Sex worker accounts for 0.6% of total reported cases thus far. However, the number of cases reported among sex workers are grossly under reported. In 2014, Integrated Bio-Behavioral Surveillance (IBBS) in female sex workers shows an increase of sex workers living with HIV to 7.3% from 4.2% in 2012.
An IBBS done in 2009 found HIV prevalence among the group at 9.3%, and was decreased to 4.8% in 2012. However, in 2014, the IBBS shows an increase of HIV prevalence to 5.6%.
At the beginning of the epidemic, injecting drug user (PWID) accounted for 70–80% of all new reported cases. This has started to decline since 2004. In 2011, PWID accounts for 39% of new reported cases.
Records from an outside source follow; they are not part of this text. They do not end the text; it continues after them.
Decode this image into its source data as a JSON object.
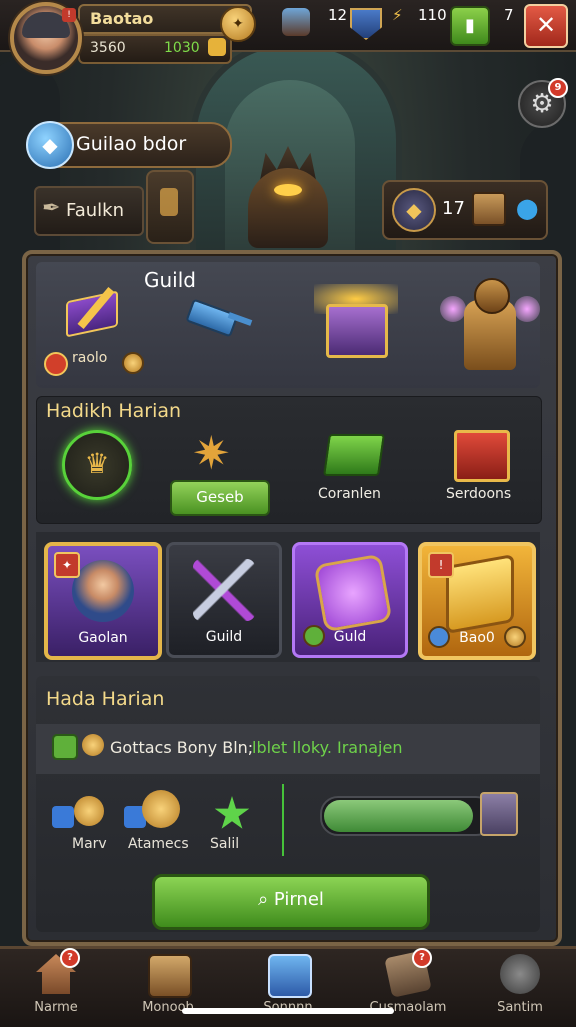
{
  "top_bar": {
    "player_name": "Baotao",
    "level_value": "3560",
    "gold_value": "1030",
    "gem_count": "12",
    "energy_count": "110",
    "ticket_count": "7"
  },
  "guild_header": {
    "title": "Guilao bdor"
  },
  "side_button": {
    "label": "Faulkn"
  },
  "resource_panel": {
    "count": "17"
  },
  "rewards": {
    "title": "Guild",
    "small_label": "raolo"
  },
  "daily": {
    "title": "Hadikh Harian",
    "claim_label": "Geseb",
    "chest_green_label": "Coranlen",
    "chest_red_label": "Serdoons"
  },
  "cards": [
    {
      "label": "Gaolan"
    },
    {
      "label": "Guild"
    },
    {
      "label": "Guld"
    },
    {
      "label": "Bao0"
    }
  ],
  "quest": {
    "title": "Hada Harian",
    "row_text_a": "Gottacs Bony Bln;",
    "row_text_b": "lblet lloky. Iranajen",
    "stats": [
      {
        "label": "Marv"
      },
      {
        "label": "Atamecs"
      },
      {
        "label": "Salil"
      }
    ],
    "progress": 0.9,
    "find_button": "Pirnel"
  },
  "bottom_nav": [
    {
      "label": "Narme",
      "notify": "?"
    },
    {
      "label": "Monoob",
      "notify": ""
    },
    {
      "label": "Sonnnn",
      "notify": ""
    },
    {
      "label": "Cusmaolam",
      "notify": "?"
    },
    {
      "label": "Santim",
      "notify": ""
    }
  ],
  "notifications": {
    "settings_badge": "9"
  }
}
In 2014, 16.3% of the PWID are reported living with HIV.
IBBS conducted in 2012 shows 7.1% of MSMs is living with HIV. In 2014, the figure has increased to 8.9%.
In 2001, the Department of Occupational Safety and Health developed a non-compulsory ‘Code of Practice on Prevention and Management of HIV and AIDS’ which supports the creation of a non-judgemental and non-discriminatory work environment. 
During the 2011 Nineteenth ASEAN Summit, Malaysia together with other ASEAN nations, adopted the "ASEAN Declaration of Commitment: Getting To Zero New HIV Infections, Zero Discrimination, Zero AIDS-Related Deaths, Bali, Indonesia, 17 November 2011" to reaffirm their commitment in working towards realizing an ASEAN community with Zero HIV Infections, Zero Discrimination and Zero AIDS-related Deaths.
On 13 October 2017, the then-Ministry of Human Resources Minister, Datuk Seri Dr Richard Riot Jaem announced that the government wants to draft a new regulation in an effort to eliminate discrimination against people living with HIV or AIDS at the workplace. The ministry plans to legislate the HIV and AIDS in Workplace Policy by 2020.  In October 2018, it is reported that the Malaysian AIDS Council (MAC) is currently working with the Ministry of Human Resources on a policy to ensure that people with HIV/AIDS including those receiving treatment are not discriminated when it comes to employment. 
Mandatory pre-marital HIV screening for Muslim couples was made mandatory by the Religious Department of State Government in 9 states, beginning in November 2001 in Johor, followed by Perak, Perlis, Kelantan, Terengganu, Kedah, Pahang, Selangor, and possibly Melaka. Beginning January 2009, Muslim couples in the entire country are required to submit to premarital HIV testing.
In 2018, the Ministry of Women, Family and Community Development mulls to make HIV testing mandatory for non-Muslim couples seeking marriage as well. The proposal is strongly opposed by NGOs such as the Malaysian AIDS Council and the Sarawak AIDS Concern Society (SACS) citing the stance of World Health Organization (WHO) and UNAIDS that do not support compulsory screening of individuals for HIV.
The first line of highly active antiretroviral therapy is provided for free in Malaysia by the Ministry of Health since 2006. However, only 28% of HIV/AIDS patients seek consistent treatment as the awareness among patients to get treatment was still low because they were ashamed to seek treatment and did not know about the various types of treatment provided by the government to help them fight the disease. The government hopes the figure will reach 90% in line with the National Strategic Plan Ending AIDS 2016–2030.
In September 2018, "HIV Connect", a self–paced, online learning platform that is designed for primary care physicians and other healthcare practitioners in Malaysia was launched. The online learning platform is a joint effort between the Malaysian AIDS Foundation (MAF) and the Malaysian Society for HIV Medicine (MASHM) to educate doctors regarding care and management of HIV/AIDS patients.